The programme for African agricultural development, the New Alliance for Food Security and Nutrition (NAFSN), does not serve the interests of family farmers, MEPs warned in a resolution.
A large majority in the European Parliament’s Development committee adopted a resolution on Wednesday (20 April), calling on the EU to “tackle all the weaknesses of the NAFSN, […] in order to ensure that [its] actions are compatible with the development policy objectives”.
In its draft version, the text even directly advised European countries to “withdraw its support to NAFSN as long as the deficiencies outlined […] are not duly addressed”.
This warning from the Parliament is the latest in a long list of criticisms aimed at the strategy since its launch in 2012.
Its objective was to develop public-private partnerships in Africa, in order to increase the continent’s agricultural production. To achieve this, the New Alliance mainly favoured private investment, which is too rare in certain countries, like Burkina Faso, Ivory Coast and Ethiopia.
But the NAFSN, which holds up intensive agriculture as a solution to Africa’s food security challenges, has been of greater benefit to the big seed companies than to family farmers, which make up the fabric of African farming.
According to the NAFSN’s 2014-2015 progress report, public donors have already released $3.2 billion of the $6.2 billion they promised in 2012. But the story is very different for private investors, who have so far only released $684 million, from a total of $10.2 billion pledged.
“The big multinationals like Monsanto, Cargill and Unilever are very focussed on making a profit. It is hard to see how this kind of aid to multinationals through the New Alliance could be of benefit to local populations in terms of sustainable development. Especially when we know that family farms are largely excluded from the decision-making process linked to this initiative,” said Maria Heubuch, a German Green MEP and the Parliament’s rapporteur on the issue.
Hybrid seeds encouraged
In fact, the African states involved in the partnership have also committed to changing their legislation to facilitate the arrival of private investors.
“One of NAFSN’s main aims is to achieve the political reforms that have to be put in place in the Africain partner countries on subjects like access to farmland, the use of certified seeds (hybrid, GMOs) and taxation,” said Jean-Cyril Dagorn, a food security advocacy officer for Oxfam.
But these legislative changes generally do not benefit small scale farmers. “This heightens the risk of land grabbing and the privatisation of seeds,” Dagorn explained.
The partnership foresees that developing countries will back “the distribution, adoption and consumption of biofortified crop varieties”. A target that aims to improve the nutritional quality of food in order to fight malnutrition, and which leaves the door wide open to the cultivation of GMOs.
Evolution of legislation

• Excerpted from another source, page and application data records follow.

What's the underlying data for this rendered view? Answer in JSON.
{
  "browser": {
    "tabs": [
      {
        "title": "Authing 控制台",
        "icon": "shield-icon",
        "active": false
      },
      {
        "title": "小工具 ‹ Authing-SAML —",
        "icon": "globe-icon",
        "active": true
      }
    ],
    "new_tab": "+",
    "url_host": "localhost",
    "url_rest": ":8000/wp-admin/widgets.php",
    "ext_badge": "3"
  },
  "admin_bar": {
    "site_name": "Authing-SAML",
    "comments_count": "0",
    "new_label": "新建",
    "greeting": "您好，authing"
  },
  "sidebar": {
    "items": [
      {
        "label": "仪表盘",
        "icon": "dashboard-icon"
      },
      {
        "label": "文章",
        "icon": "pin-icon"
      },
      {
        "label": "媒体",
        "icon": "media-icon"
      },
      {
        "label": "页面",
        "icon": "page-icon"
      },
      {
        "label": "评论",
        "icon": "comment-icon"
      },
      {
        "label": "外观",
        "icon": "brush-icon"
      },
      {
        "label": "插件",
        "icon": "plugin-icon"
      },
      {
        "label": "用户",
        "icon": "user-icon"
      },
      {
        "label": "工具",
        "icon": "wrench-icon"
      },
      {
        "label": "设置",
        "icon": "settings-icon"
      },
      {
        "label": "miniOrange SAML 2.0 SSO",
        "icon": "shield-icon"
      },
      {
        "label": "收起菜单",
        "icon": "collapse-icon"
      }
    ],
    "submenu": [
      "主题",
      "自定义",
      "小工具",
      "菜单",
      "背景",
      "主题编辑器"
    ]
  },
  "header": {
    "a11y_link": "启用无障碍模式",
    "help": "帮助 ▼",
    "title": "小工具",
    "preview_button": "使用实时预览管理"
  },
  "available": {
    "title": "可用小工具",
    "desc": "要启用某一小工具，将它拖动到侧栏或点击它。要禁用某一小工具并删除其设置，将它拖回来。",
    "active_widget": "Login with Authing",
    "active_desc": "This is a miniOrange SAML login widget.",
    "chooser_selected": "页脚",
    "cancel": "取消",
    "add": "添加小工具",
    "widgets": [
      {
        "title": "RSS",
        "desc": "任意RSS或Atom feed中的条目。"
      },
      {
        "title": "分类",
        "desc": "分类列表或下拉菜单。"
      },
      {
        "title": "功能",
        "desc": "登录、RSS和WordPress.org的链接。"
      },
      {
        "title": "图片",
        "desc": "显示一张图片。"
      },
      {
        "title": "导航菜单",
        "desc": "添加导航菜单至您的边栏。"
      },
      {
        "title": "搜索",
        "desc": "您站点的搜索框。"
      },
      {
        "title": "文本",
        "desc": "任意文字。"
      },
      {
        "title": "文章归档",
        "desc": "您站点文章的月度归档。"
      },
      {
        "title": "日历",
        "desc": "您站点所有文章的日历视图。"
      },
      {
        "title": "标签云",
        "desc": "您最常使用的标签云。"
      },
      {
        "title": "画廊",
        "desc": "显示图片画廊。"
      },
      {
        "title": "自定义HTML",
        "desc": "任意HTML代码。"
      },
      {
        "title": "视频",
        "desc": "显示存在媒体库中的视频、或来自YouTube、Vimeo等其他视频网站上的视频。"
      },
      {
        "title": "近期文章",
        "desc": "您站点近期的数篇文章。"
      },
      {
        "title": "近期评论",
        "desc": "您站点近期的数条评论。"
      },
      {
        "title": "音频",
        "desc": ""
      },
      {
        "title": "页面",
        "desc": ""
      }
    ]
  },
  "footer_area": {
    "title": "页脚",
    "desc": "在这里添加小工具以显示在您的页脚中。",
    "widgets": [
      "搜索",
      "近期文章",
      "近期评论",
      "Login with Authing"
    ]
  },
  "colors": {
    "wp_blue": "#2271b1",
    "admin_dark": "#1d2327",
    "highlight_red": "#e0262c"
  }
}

“Some New Alliance members such as Nigeria are already in the process of altering their legislation to permit GMO seeds,” according to a report by CCFD-Terre Solidaire, Oxfam France and Action Contre la Faim, entitled Hunger, just another business.
Burkina Faso, conversely, is abandoning GMO cotton for economic reasons, after ten years of cultivation the crop. The disappointing quality of GMO cotton drove down the price of Burkina Faso’s one time flagship export, and the government decided to go back to traditional seed varieties.
Following the same logic, MEPs urged “the G8 member states not to support GMO crops in Africa” in their resolution.
“The ball is now in the court of the European Union and the six member states that put taxpayers’ money into the New Alliance. This organisation is supposed to help small-scale farmers and small African businesses, not just the big multinationals that already benefit from unfair competitive advantages,” said Isabelle Brachet, from ActionAid UE.